Poster D113, Monday, March 26, 8:00-10:00 am, Exhibit Hall C
Neural networks of specific and general autobiographical memory retrieval in younger and older adults
Aleea Devitt1, Reece Roberts2, Abby Metson2, Lynette Tippett2, Donna Rose Addis2; 1Harvard University, 2The University of Auckland
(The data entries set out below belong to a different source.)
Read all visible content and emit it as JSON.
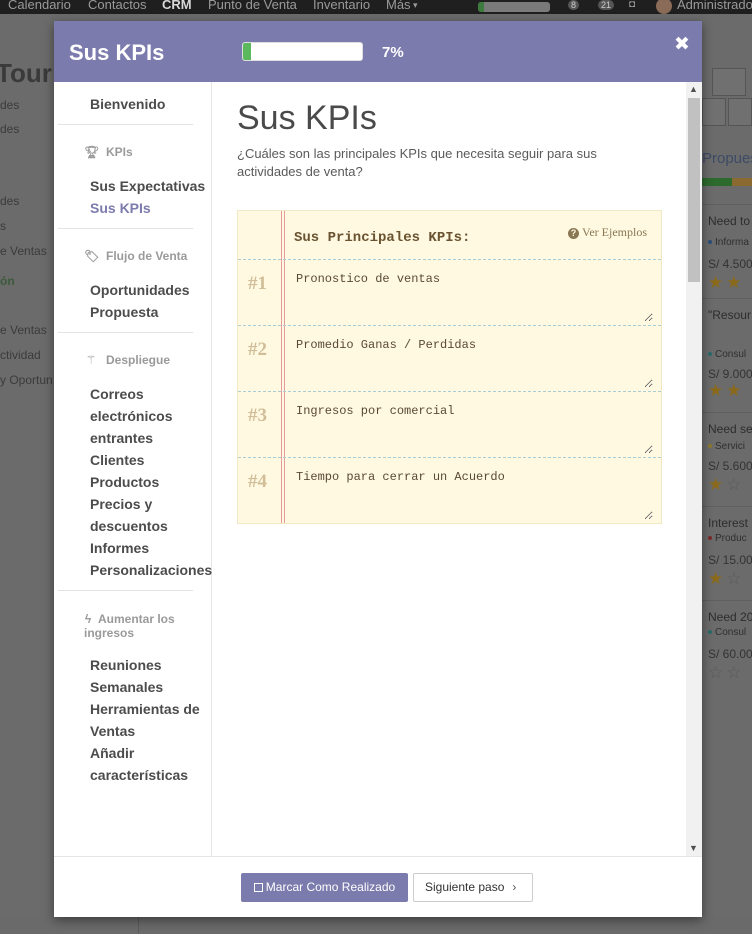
{
  "background": {
    "topbar": {
      "menu": [
        "Calendario",
        "Contactos",
        "CRM",
        "Punto de Venta",
        "Inventario",
        "Más"
      ],
      "active_menu": "CRM",
      "notif_count_1": "8",
      "notif_count_2": "21",
      "user": "Administrador"
    },
    "left": {
      "title": "Tour I",
      "items": [
        "des",
        "des",
        "des",
        "s",
        "e Ventas",
        "ón",
        "e Ventas",
        "ctividad",
        "y Oportun"
      ]
    },
    "right": {
      "stage": "Propues",
      "cards": [
        {
          "title": "Need to",
          "tag": "Informa",
          "amount": "S/ 4.500"
        },
        {
          "title": "\"Resour develpm",
          "tag": "Consul",
          "amount": "S/ 9.000"
        },
        {
          "title": "Need se",
          "tag": "Servici",
          "amount": "S/ 5.600"
        },
        {
          "title": "Interest",
          "tag": "Produc",
          "amount": "S/ 15.00"
        },
        {
          "title": "Need 20",
          "tag": "Consul",
          "amount": "S/ 60.00"
        }
      ]
    }
  },
  "modal": {
    "title": "Sus KPIs",
    "progress": 0.07,
    "progress_label": "7%",
    "close_glyph": "✖",
    "sidebar": {
      "welcome": "Bienvenido",
      "sections": [
        {
          "icon": "trophy-icon",
          "label": "KPIs",
          "items": [
            "Sus Expectativas",
            "Sus KPIs"
          ]
        },
        {
          "icon": "tag-icon",
          "label": "Flujo de Venta",
          "items": [
            "Oportunidades",
            "Propuesta"
          ]
        },
        {
          "icon": "magic-wand-icon",
          "label": "Despliegue",
          "items": [
            "Correos electrónicos entrantes",
            "Clientes",
            "Productos",
            "Precios y descuentos",
            "Informes",
            "Personalizaciones"
          ]
        },
        {
          "icon": "bolt-icon",
          "label": "Aumentar los ingresos",
          "items": [
            "Reuniones Semanales",
            "Herramientas de Ventas",
            "Añadir características"
          ]
        }
      ],
      "active_item": "Sus KPIs"
    },
    "content": {
      "heading": "Sus KPIs",
      "subtitle": "¿Cuáles son las principales KPIs que necesita seguir para sus actividades de venta?",
      "paper_header": "Sus Principales KPIs:",
      "examples_link": "Ver Ejemplos",
      "kpis": [
        {
          "number": "#1",
          "value": "Pronostico de ventas"
        },
        {
          "number": "#2",
          "value": "Promedio Ganas / Perdidas"
        },
        {
          "number": "#3",
          "value": "Ingresos por comercial"
        },
        {
          "number": "#4",
          "value": "Tiempo para cerrar un Acuerdo"
        }
      ]
    },
    "footer": {
      "done_label": "Marcar Como Realizado",
      "next_label": "Siguiente paso"
    }
  },
  "colors": {
    "accent": "#7c7bad",
    "progress_fill": "#5cb85c",
    "paper": "#fff9e2"
  }
}
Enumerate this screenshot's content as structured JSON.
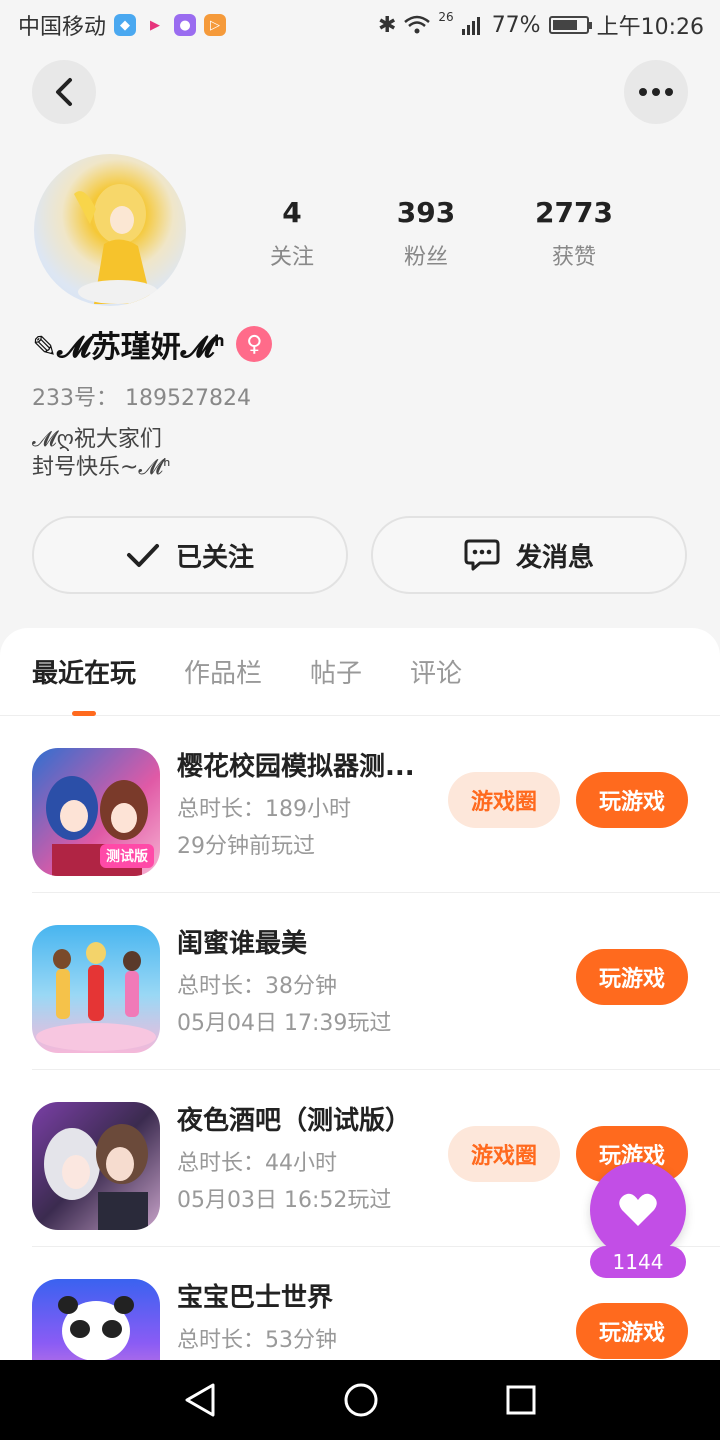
{
  "status_bar": {
    "carrier": "中国移动",
    "network": "26",
    "battery": "77%",
    "battery_level": 0.77,
    "time": "上午10:26"
  },
  "profile": {
    "stats": [
      {
        "value": "4",
        "label": "关注"
      },
      {
        "value": "393",
        "label": "粉丝"
      },
      {
        "value": "2773",
        "label": "获赞"
      }
    ],
    "username": "✎𝓜苏瑾妍𝓜ᑋ",
    "gender_symbol": "♀",
    "id_text": "233号： 189527824",
    "bio": "𝓜ღ祝大家们\n封号快乐~𝓜ᑋ",
    "follow_label": "已关注",
    "message_label": "发消息"
  },
  "tabs": [
    "最近在玩",
    "作品栏",
    "帖子",
    "评论"
  ],
  "games": [
    {
      "title": "樱花校园模拟器测...",
      "duration": "总时长：189小时",
      "last_played": "29分钟前玩过",
      "has_circle": true,
      "icon_tag": "测试版"
    },
    {
      "title": "闺蜜谁最美",
      "duration": "总时长：38分钟",
      "last_played": "05月04日 17:39玩过",
      "has_circle": false,
      "icon_tag": ""
    },
    {
      "title": "夜色酒吧（测试版）",
      "duration": "总时长：44小时",
      "last_played": "05月03日 16:52玩过",
      "has_circle": true,
      "icon_tag": ""
    },
    {
      "title": "宝宝巴士世界",
      "duration": "总时长：53分钟",
      "last_played": "",
      "has_circle": false,
      "icon_tag": ""
    }
  ],
  "buttons": {
    "circle_label": "游戏圈",
    "play_label": "玩游戏"
  },
  "floating_like": {
    "count": "1144"
  },
  "colors": {
    "accent": "#ff6a1e",
    "like_purple": "#c24ee6"
  }
}
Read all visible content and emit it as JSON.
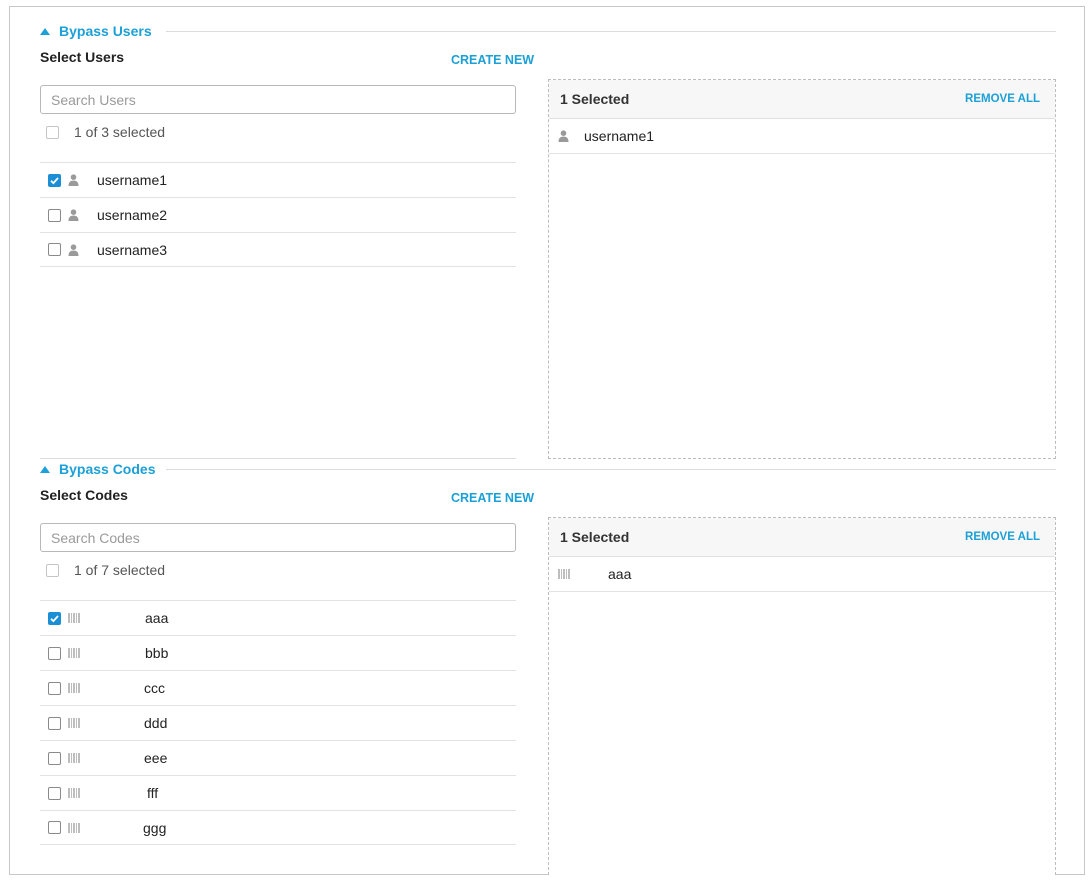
{
  "users_section": {
    "title": "Bypass Users",
    "subtitle": "Select Users",
    "create_new": "CREATE NEW",
    "search_placeholder": "Search Users",
    "selected_summary": "1 of 3 selected",
    "items": [
      {
        "label": "username1",
        "checked": true
      },
      {
        "label": "username2",
        "checked": false
      },
      {
        "label": "username3",
        "checked": false
      }
    ],
    "panel": {
      "count_label": "1 Selected",
      "remove_all": "REMOVE ALL",
      "items": [
        {
          "label": "username1"
        }
      ]
    }
  },
  "codes_section": {
    "title": "Bypass Codes",
    "subtitle": "Select Codes",
    "create_new": "CREATE NEW",
    "search_placeholder": "Search Codes",
    "selected_summary": "1 of 7 selected",
    "items": [
      {
        "label": "aaa",
        "checked": true
      },
      {
        "label": "bbb",
        "checked": false
      },
      {
        "label": "ccc",
        "checked": false
      },
      {
        "label": "ddd",
        "checked": false
      },
      {
        "label": "eee",
        "checked": false
      },
      {
        "label": "fff",
        "checked": false
      },
      {
        "label": "ggg",
        "checked": false
      }
    ],
    "panel": {
      "count_label": "1 Selected",
      "remove_all": "REMOVE ALL",
      "items": [
        {
          "label": "aaa"
        }
      ]
    }
  },
  "icons": {
    "collapse": "triangle-up-icon",
    "user": "user-icon",
    "code": "barcode-icon",
    "checkbox": "checkmark-icon"
  },
  "colors": {
    "accent": "#1ba0d7",
    "checkbox_checked": "#1a8fd6",
    "icon_gray": "#9a9a9a"
  }
}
Healthy aging is associated with difficulty retrieving specific/episodic autobiographical memories (AMs), while retrieval of general/routine AMs – which tend to be reliant on semantic memory – is relatively preserved. While age-related declines in episodic memory are reflected in reduced activation of the default network when retrieving specific AMs, little is known about the effects of age on neural activation during general AM retrieval. The current fMRI study used Partial Least Squares to explore age-related changes in whole-brain networks during specific and general AM retrieval. We found that compared to a semantic control task, both younger and older adults engaged the default network during specific AM retrieval, but this pattern of activity was less pronounced with age. Younger adults engaged a subset of default regions during general retrieval, while older adults recruited a similar network for both specific and general retrieval. Lastly, younger adults activated additional non-default areas for the more demanding specific AM task, including regions of the dorsal and ventral attention networks. These regions were not utilized by older adults for specific retrieval, even though they did recruit these regions in the control task. These results provide further evidence of dedifferentiation of specific and general AM retrieval with age.
Topic Area: LONG-TERM MEMORY: Development & aging